_What is being asked_
Images are to be skipped; everything else in the records must be repeated exactly.

*** Opening of Given data ***

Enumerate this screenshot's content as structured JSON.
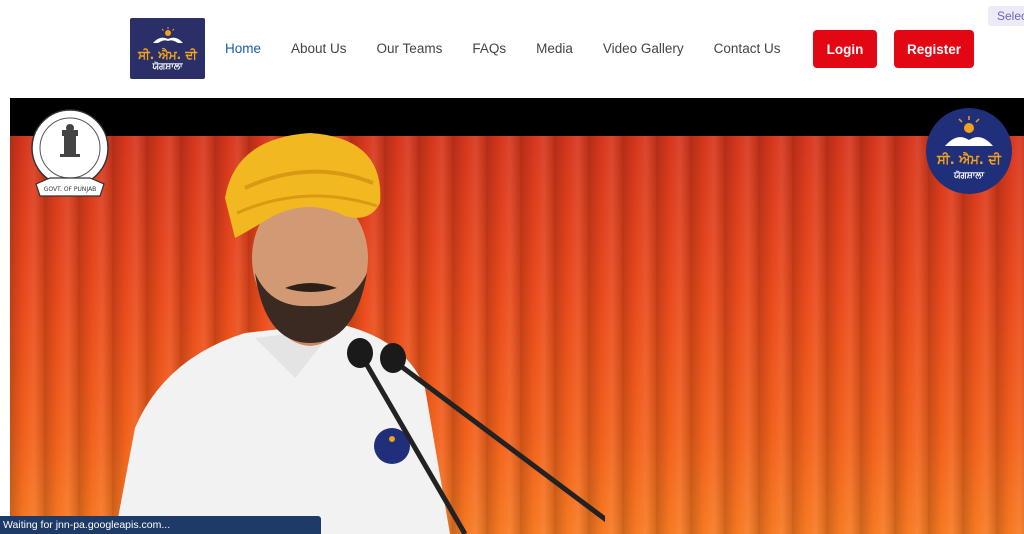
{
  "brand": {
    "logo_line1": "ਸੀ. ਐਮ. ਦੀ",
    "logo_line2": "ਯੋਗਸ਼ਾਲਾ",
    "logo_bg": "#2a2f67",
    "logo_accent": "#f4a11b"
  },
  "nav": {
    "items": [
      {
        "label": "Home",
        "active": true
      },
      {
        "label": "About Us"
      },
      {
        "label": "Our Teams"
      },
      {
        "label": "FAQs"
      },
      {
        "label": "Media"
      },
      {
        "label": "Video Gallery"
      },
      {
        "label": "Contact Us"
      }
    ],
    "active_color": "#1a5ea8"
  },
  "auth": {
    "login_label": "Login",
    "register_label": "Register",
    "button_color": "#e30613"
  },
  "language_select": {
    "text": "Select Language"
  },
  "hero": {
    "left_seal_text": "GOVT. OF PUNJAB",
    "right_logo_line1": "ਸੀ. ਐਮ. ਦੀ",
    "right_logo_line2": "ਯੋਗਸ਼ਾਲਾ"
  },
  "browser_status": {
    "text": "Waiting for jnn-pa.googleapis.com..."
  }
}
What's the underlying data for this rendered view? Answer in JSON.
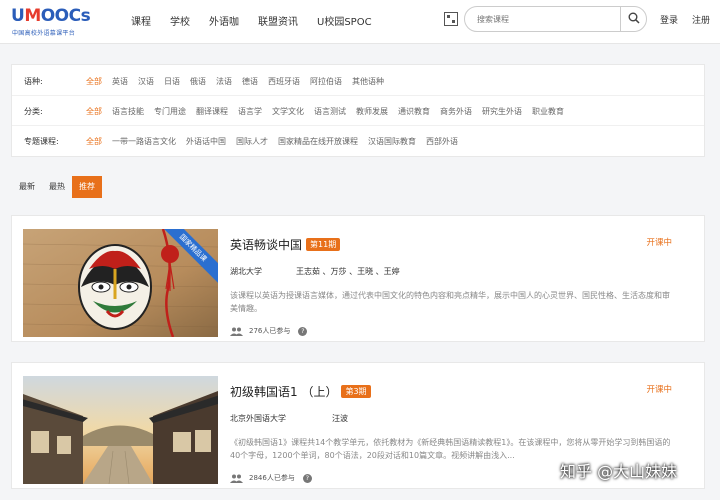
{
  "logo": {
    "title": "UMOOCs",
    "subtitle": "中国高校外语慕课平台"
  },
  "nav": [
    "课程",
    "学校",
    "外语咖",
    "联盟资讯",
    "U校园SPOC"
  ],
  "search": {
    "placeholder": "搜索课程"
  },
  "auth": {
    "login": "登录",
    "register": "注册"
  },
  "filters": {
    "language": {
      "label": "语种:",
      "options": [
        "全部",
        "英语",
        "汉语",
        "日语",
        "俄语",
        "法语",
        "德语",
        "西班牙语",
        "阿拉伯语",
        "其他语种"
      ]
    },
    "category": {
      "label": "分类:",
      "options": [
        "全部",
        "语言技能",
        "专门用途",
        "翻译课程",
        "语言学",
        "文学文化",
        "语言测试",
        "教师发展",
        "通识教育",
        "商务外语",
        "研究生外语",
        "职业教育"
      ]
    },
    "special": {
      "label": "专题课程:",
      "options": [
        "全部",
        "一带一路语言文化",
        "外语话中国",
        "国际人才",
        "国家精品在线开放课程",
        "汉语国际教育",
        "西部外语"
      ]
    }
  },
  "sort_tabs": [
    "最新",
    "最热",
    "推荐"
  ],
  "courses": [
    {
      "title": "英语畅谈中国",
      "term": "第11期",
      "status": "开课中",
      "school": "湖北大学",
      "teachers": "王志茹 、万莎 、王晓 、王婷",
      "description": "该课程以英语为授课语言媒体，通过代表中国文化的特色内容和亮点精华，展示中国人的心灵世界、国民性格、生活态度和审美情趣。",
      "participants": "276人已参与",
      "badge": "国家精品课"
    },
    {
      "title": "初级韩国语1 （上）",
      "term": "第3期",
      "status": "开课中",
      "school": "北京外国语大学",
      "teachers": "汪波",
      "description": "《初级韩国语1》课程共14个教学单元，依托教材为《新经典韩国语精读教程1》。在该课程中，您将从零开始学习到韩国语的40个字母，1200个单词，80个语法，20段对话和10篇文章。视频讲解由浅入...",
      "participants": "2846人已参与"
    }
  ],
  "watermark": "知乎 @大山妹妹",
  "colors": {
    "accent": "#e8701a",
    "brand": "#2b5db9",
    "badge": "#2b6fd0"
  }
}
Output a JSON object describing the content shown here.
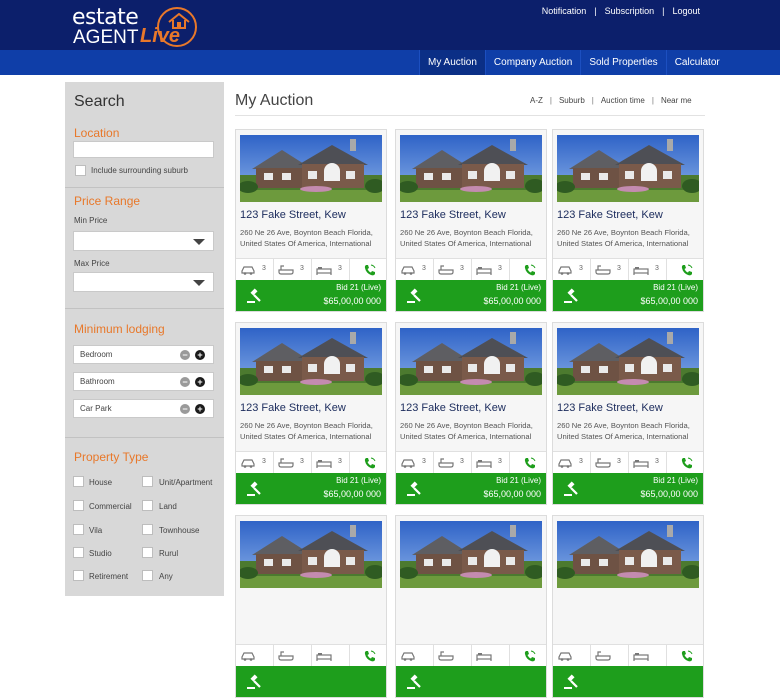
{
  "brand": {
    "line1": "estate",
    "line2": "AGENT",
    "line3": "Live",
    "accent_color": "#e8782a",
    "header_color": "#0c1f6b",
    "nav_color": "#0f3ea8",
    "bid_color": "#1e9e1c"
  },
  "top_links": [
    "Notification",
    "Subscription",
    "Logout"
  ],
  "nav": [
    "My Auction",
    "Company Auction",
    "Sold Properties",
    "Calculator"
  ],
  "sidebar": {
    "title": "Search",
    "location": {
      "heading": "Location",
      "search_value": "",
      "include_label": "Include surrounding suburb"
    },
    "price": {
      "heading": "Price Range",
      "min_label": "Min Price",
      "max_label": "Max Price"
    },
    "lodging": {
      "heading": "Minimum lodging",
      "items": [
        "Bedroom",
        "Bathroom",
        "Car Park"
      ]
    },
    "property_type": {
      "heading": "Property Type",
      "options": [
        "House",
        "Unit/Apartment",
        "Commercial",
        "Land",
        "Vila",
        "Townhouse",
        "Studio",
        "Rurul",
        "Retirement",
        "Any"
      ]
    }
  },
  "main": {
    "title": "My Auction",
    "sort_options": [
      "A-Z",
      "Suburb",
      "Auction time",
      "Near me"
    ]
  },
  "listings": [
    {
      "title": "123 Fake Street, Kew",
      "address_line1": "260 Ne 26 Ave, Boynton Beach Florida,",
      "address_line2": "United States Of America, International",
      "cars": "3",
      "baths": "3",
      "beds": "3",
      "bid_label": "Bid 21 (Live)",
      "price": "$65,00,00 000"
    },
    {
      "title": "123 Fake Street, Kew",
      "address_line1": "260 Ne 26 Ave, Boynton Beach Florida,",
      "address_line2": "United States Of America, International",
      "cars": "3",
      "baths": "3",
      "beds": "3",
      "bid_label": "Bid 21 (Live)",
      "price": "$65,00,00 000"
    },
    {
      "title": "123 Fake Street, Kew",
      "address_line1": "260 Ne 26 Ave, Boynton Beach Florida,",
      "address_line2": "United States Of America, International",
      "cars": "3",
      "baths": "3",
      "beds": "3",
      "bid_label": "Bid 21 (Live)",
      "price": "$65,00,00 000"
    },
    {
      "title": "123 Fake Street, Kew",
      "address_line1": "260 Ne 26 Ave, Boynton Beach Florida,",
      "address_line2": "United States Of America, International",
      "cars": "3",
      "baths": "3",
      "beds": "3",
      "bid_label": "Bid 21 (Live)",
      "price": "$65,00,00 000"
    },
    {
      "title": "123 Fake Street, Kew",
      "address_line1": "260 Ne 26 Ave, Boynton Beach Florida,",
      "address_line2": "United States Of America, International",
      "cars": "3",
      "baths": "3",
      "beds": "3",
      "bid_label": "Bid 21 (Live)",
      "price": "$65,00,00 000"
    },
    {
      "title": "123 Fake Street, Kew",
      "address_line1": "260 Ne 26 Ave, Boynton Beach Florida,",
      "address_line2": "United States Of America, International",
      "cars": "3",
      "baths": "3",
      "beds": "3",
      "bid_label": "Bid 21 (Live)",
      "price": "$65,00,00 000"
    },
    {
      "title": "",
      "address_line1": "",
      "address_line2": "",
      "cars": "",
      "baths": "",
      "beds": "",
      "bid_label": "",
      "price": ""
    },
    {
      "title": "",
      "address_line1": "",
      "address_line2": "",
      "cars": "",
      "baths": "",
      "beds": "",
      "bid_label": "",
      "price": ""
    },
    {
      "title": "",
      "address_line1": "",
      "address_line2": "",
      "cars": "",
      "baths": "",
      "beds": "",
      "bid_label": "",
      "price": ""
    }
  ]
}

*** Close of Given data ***

_Output of the task_
Enumerate this screenshot's content as structured JSON.
{
  "brand": {
    "logo_line1": "ਸੀ. ਐਮ. ਦੀ",
    "logo_line2": "ਯੋਗਸ਼ਾਲਾ",
    "logo_bg": "#2a2f67",
    "logo_accent": "#f4a11b"
  },
  "nav": {
    "items": [
      {
        "label": "Home",
        "active": true
      },
      {
        "label": "About Us"
      },
      {
        "label": "Our Teams"
      },
      {
        "label": "FAQs"
      },
      {
        "label": "Media"
      },
      {
        "label": "Video Gallery"
      },
      {
        "label": "Contact Us"
      }
    ],
    "active_color": "#1a5ea8"
  },
  "auth": {
    "login_label": "Login",
    "register_label": "Register",
    "button_color": "#e30613"
  },
  "language_select": {
    "text": "Select Language"
  },
  "hero": {
    "left_seal_text": "GOVT. OF PUNJAB",
    "right_logo_line1": "ਸੀ. ਐਮ. ਦੀ",
    "right_logo_line2": "ਯੋਗਸ਼ਾਲਾ"
  },
  "browser_status": {
    "text": "Waiting for jnn-pa.googleapis.com..."
  }
}
What's the underlying data for this rendered view? Answer in JSON.
{
  "logo": {
    "title": "UMOOCs",
    "subtitle": "中国高校外语慕课平台"
  },
  "nav": [
    "课程",
    "学校",
    "外语咖",
    "联盟资讯",
    "U校园SPOC"
  ],
  "search": {
    "placeholder": "搜索课程"
  },
  "auth": {
    "login": "登录",
    "register": "注册"
  },
  "filters": {
    "language": {
      "label": "语种:",
      "options": [
        "全部",
        "英语",
        "汉语",
        "日语",
        "俄语",
        "法语",
        "德语",
        "西班牙语",
        "阿拉伯语",
        "其他语种"
      ]
    },
    "category": {
      "label": "分类:",
      "options": [
        "全部",
        "语言技能",
        "专门用途",
        "翻译课程",
        "语言学",
        "文学文化",
        "语言测试",
        "教师发展",
        "通识教育",
        "商务外语",
        "研究生外语",
        "职业教育"
      ]
    },
    "special": {
      "label": "专题课程:",
      "options": [
        "全部",
        "一带一路语言文化",
        "外语话中国",
        "国际人才",
        "国家精品在线开放课程",
        "汉语国际教育",
        "西部外语"
      ]
    }
  },
  "sort_tabs": [
    "最新",
    "最热",
    "推荐"
  ],
  "courses": [
    {
      "title": "英语畅谈中国",
      "term": "第11期",
      "status": "开课中",
      "school": "湖北大学",
      "teachers": "王志茹 、万莎 、王晓 、王婷",
      "description": "该课程以英语为授课语言媒体，通过代表中国文化的特色内容和亮点精华，展示中国人的心灵世界、国民性格、生活态度和审美情趣。",
      "participants": "276人已参与",
      "badge": "国家精品课"
    },
    {
      "title": "初级韩国语1 （上）",
      "term": "第3期",
      "status": "开课中",
      "school": "北京外国语大学",
      "teachers": "汪波",
      "description": "《初级韩国语1》课程共14个教学单元，依托教材为《新经典韩国语精读教程1》。在该课程中，您将从零开始学习到韩国语的40个字母，1200个单词，80个语法，20段对话和10篇文章。视频讲解由浅入...",
      "participants": "2846人已参与"
    }
  ],
  "watermark": "知乎 @大山妹妹",
  "colors": {
    "accent": "#e8701a",
    "brand": "#2b5db9",
    "badge": "#2b6fd0"
  }
}
Output a JSON object describing the content shown here.
{
  "brand": {
    "line1": "estate",
    "line2": "AGENT",
    "line3": "Live",
    "accent_color": "#e8782a",
    "header_color": "#0c1f6b",
    "nav_color": "#0f3ea8",
    "bid_color": "#1e9e1c"
  },
  "top_links": [
    "Notification",
    "Subscription",
    "Logout"
  ],
  "nav": [
    "My Auction",
    "Company Auction",
    "Sold Properties",
    "Calculator"
  ],
  "sidebar": {
    "title": "Search",
    "location": {
      "heading": "Location",
      "search_value": "",
      "include_label": "Include surrounding suburb"
    },
    "price": {
      "heading": "Price Range",
      "min_label": "Min Price",
      "max_label": "Max Price"
    },
    "lodging": {
      "heading": "Minimum lodging",
      "items": [
        "Bedroom",
        "Bathroom",
        "Car Park"
      ]
    },
    "property_type": {
      "heading": "Property Type",
      "options": [
        "House",
        "Unit/Apartment",
        "Commercial",
        "Land",
        "Vila",
        "Townhouse",
        "Studio",
        "Rurul",
        "Retirement",
        "Any"
      ]
    }
  },
  "main": {
    "title": "My Auction",
    "sort_options": [
      "A-Z",
      "Suburb",
      "Auction time",
      "Near me"
    ]
  },
  "listings": [
    {
      "title": "123 Fake Street, Kew",
      "address_line1": "260 Ne 26 Ave, Boynton Beach Florida,",
      "address_line2": "United States Of America, International",
      "cars": "3",
      "baths": "3",
      "beds": "3",
      "bid_label": "Bid 21 (Live)",
      "price": "$65,00,00 000"
    },
    {
      "title": "123 Fake Street, Kew",
      "address_line1": "260 Ne 26 Ave, Boynton Beach Florida,",
      "address_line2": "United States Of America, International",
      "cars": "3",
      "baths": "3",
      "beds": "3",
      "bid_label": "Bid 21 (Live)",
      "price": "$65,00,00 000"
    },
    {
      "title": "123 Fake Street, Kew",
      "address_line1": "260 Ne 26 Ave, Boynton Beach Florida,",
      "address_line2": "United States Of America, International",
      "cars": "3",
      "baths": "3",
      "beds": "3",
      "bid_label": "Bid 21 (Live)",
      "price": "$65,00,00 000"
    },
    {
      "title": "123 Fake Street, Kew",
      "address_line1": "260 Ne 26 Ave, Boynton Beach Florida,",
      "address_line2": "United States Of America, International",
      "cars": "3",
      "baths": "3",
      "beds": "3",
      "bid_label": "Bid 21 (Live)",
      "price": "$65,00,00 000"
    },
    {
      "title": "123 Fake Street, Kew",
      "address_line1": "260 Ne 26 Ave, Boynton Beach Florida,",
      "address_line2": "United States Of America, International",
      "cars": "3",
      "baths": "3",
      "beds": "3",
      "bid_label": "Bid 21 (Live)",
      "price": "$65,00,00 000"
    },
    {
      "title": "123 Fake Street, Kew",
      "address_line1": "260 Ne 26 Ave, Boynton Beach Florida,",
      "address_line2": "United States Of America, International",
      "cars": "3",
      "baths": "3",
      "beds": "3",
      "bid_label": "Bid 21 (Live)",
      "price": "$65,00,00 000"
    },
    {
      "title": "",
      "address_line1": "",
      "address_line2": "",
      "cars": "",
      "baths": "",
      "beds": "",
      "bid_label": "",
      "price": ""
    },
    {
      "title": "",
      "address_line1": "",
      "address_line2": "",
      "cars": "",
      "baths": "",
      "beds": "",
      "bid_label": "",
      "price": ""
    },
    {
      "title": "",
      "address_line1": "",
      "address_line2": "",
      "cars": "",
      "baths": "",
      "beds": "",
      "bid_label": "",
      "price": ""
    }
  ]
}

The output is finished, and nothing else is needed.